- **Working data**
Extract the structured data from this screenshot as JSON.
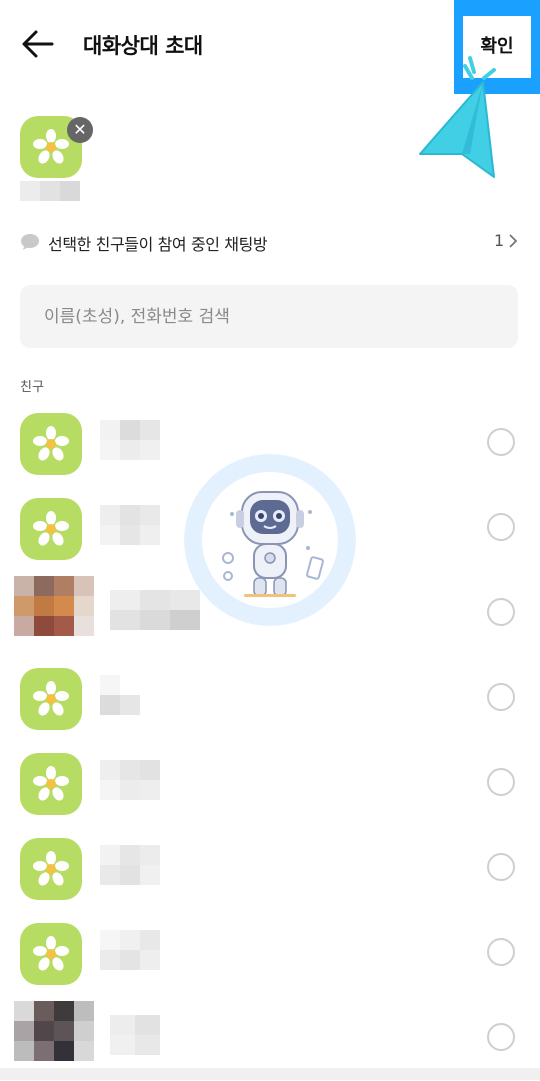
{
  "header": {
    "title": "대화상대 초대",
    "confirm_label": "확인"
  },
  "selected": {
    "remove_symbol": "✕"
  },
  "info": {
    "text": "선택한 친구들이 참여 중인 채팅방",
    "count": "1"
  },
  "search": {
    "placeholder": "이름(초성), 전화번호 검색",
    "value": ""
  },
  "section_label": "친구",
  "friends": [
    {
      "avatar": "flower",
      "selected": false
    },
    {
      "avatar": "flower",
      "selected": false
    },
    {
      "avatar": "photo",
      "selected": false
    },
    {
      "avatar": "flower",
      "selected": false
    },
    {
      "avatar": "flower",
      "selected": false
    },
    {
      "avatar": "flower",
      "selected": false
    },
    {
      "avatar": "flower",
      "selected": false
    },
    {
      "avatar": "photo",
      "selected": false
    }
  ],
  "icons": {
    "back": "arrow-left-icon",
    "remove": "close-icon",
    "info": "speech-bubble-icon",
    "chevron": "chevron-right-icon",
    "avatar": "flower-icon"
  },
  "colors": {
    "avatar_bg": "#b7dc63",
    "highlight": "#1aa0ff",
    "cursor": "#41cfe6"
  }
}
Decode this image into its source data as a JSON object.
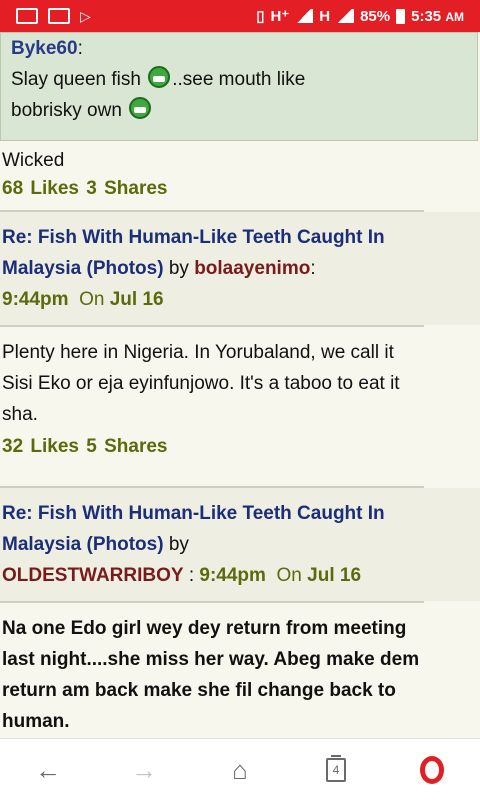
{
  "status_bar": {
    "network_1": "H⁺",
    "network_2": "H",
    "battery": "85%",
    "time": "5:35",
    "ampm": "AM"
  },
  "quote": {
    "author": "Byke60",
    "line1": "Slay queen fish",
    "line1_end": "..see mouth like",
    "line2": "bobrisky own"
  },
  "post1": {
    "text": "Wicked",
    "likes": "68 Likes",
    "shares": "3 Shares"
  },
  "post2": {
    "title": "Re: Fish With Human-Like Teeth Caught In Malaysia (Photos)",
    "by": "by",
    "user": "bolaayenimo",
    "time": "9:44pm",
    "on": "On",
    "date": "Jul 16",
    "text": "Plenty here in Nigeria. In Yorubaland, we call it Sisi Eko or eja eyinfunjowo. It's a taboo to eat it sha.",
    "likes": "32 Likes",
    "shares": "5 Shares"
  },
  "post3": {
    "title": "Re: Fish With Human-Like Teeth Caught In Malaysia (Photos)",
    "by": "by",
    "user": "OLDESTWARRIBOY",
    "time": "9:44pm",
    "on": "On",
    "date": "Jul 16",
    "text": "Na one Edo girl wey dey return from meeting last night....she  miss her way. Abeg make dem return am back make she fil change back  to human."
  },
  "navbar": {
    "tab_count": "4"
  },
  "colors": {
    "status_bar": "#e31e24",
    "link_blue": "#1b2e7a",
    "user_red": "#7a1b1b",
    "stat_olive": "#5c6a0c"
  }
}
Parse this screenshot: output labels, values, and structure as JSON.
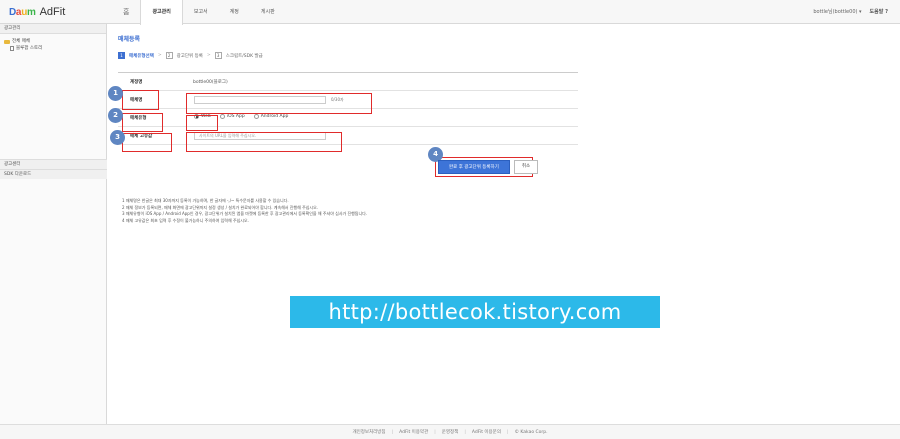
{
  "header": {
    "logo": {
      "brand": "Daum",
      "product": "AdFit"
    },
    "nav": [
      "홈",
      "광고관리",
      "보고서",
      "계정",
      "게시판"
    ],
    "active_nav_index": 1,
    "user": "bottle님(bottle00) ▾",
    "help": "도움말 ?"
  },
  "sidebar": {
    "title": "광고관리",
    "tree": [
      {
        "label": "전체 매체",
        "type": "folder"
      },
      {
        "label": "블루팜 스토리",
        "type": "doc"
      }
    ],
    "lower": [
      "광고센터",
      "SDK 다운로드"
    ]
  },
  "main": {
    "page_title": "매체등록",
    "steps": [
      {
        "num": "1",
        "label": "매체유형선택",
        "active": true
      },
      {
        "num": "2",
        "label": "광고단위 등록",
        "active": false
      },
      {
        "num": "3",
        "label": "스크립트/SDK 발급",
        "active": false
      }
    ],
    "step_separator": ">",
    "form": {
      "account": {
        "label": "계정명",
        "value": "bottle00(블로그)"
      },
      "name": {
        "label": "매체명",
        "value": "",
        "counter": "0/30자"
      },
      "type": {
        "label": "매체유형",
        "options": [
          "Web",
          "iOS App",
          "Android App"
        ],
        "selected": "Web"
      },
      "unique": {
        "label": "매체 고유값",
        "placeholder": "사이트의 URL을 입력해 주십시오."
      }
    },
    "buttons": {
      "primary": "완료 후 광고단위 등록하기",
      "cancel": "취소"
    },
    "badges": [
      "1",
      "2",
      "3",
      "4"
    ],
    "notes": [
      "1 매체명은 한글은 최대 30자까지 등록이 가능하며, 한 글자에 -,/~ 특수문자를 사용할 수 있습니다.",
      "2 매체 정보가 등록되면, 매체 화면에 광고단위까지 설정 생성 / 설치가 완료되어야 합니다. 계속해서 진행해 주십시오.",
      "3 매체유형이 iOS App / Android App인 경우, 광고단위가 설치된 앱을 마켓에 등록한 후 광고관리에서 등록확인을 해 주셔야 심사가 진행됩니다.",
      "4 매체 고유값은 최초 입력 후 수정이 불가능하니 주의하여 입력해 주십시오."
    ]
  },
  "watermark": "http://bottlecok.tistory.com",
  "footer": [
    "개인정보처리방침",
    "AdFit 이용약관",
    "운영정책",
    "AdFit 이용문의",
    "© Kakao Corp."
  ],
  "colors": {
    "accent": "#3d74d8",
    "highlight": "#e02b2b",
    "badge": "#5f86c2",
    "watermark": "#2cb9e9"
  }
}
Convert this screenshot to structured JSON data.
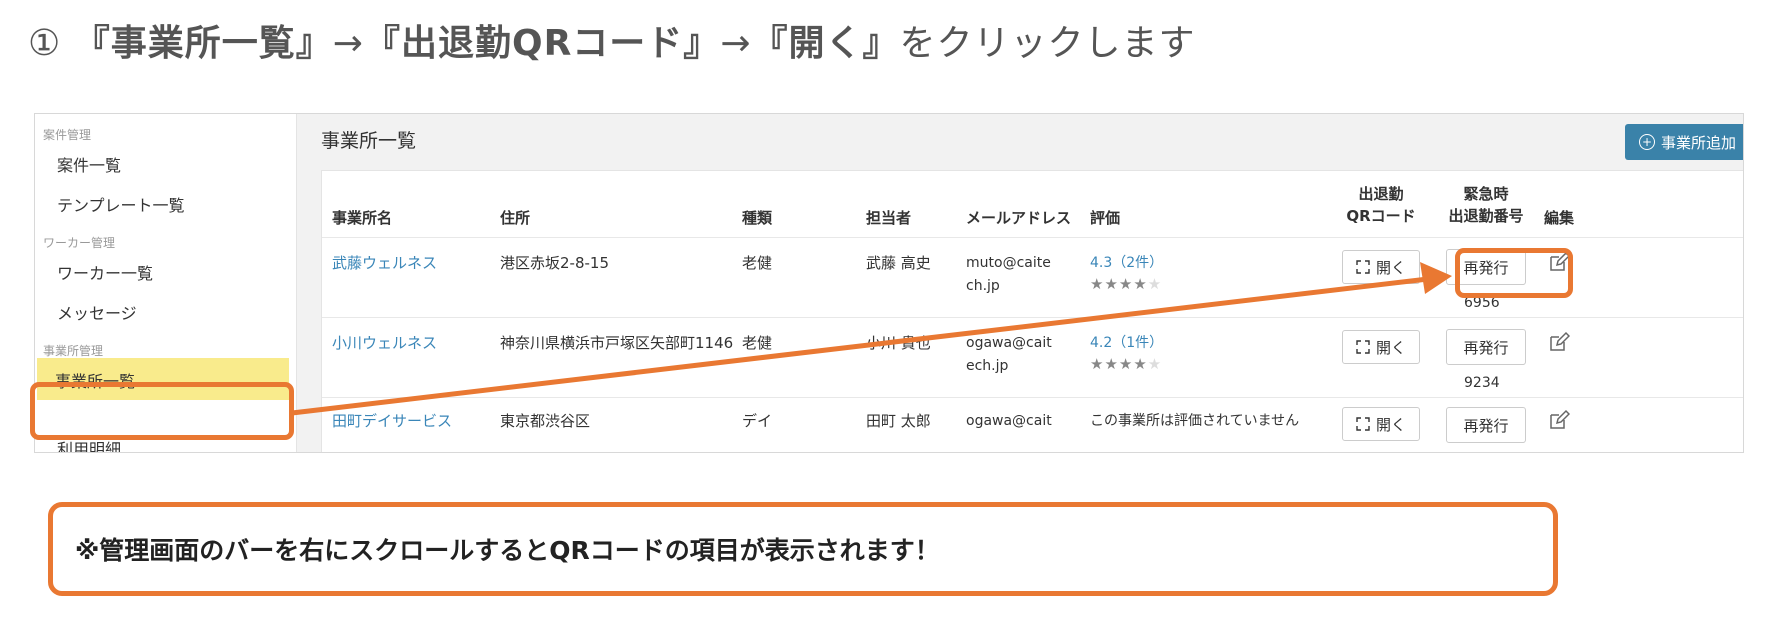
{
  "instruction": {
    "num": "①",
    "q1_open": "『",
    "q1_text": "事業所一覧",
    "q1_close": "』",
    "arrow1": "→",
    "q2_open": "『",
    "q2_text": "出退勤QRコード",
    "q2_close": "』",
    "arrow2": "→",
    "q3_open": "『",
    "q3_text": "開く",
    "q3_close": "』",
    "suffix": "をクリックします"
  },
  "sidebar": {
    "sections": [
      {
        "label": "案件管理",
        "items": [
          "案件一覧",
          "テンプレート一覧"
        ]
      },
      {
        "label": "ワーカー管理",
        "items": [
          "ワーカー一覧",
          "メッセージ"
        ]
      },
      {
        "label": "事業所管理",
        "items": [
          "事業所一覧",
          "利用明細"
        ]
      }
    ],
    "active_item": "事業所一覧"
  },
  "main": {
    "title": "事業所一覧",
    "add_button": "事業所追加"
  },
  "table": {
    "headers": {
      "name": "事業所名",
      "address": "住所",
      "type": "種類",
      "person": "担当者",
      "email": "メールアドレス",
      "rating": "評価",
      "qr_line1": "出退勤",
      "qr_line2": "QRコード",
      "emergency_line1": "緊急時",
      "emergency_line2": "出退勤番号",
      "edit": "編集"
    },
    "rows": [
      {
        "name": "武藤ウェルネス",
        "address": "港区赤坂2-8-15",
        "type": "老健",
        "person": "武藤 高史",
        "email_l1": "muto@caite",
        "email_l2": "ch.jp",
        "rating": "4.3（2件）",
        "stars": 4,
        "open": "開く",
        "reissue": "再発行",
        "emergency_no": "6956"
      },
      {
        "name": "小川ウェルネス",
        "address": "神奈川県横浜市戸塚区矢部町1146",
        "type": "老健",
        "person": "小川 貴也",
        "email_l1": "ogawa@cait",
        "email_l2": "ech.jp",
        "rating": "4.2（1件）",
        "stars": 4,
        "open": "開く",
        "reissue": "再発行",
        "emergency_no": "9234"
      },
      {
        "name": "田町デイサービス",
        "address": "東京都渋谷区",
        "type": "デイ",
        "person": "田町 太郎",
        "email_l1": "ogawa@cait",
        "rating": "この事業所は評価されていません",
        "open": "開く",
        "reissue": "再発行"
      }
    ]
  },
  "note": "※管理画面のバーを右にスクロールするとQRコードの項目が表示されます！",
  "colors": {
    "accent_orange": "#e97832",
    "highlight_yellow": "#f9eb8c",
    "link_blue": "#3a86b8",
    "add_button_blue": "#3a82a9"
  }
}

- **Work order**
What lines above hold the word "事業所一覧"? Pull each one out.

- **Solution to this task**
    "q1_text": "事業所一覧",
          "事業所一覧",
    "active_item": "事業所一覧"
    "title": "事業所一覧",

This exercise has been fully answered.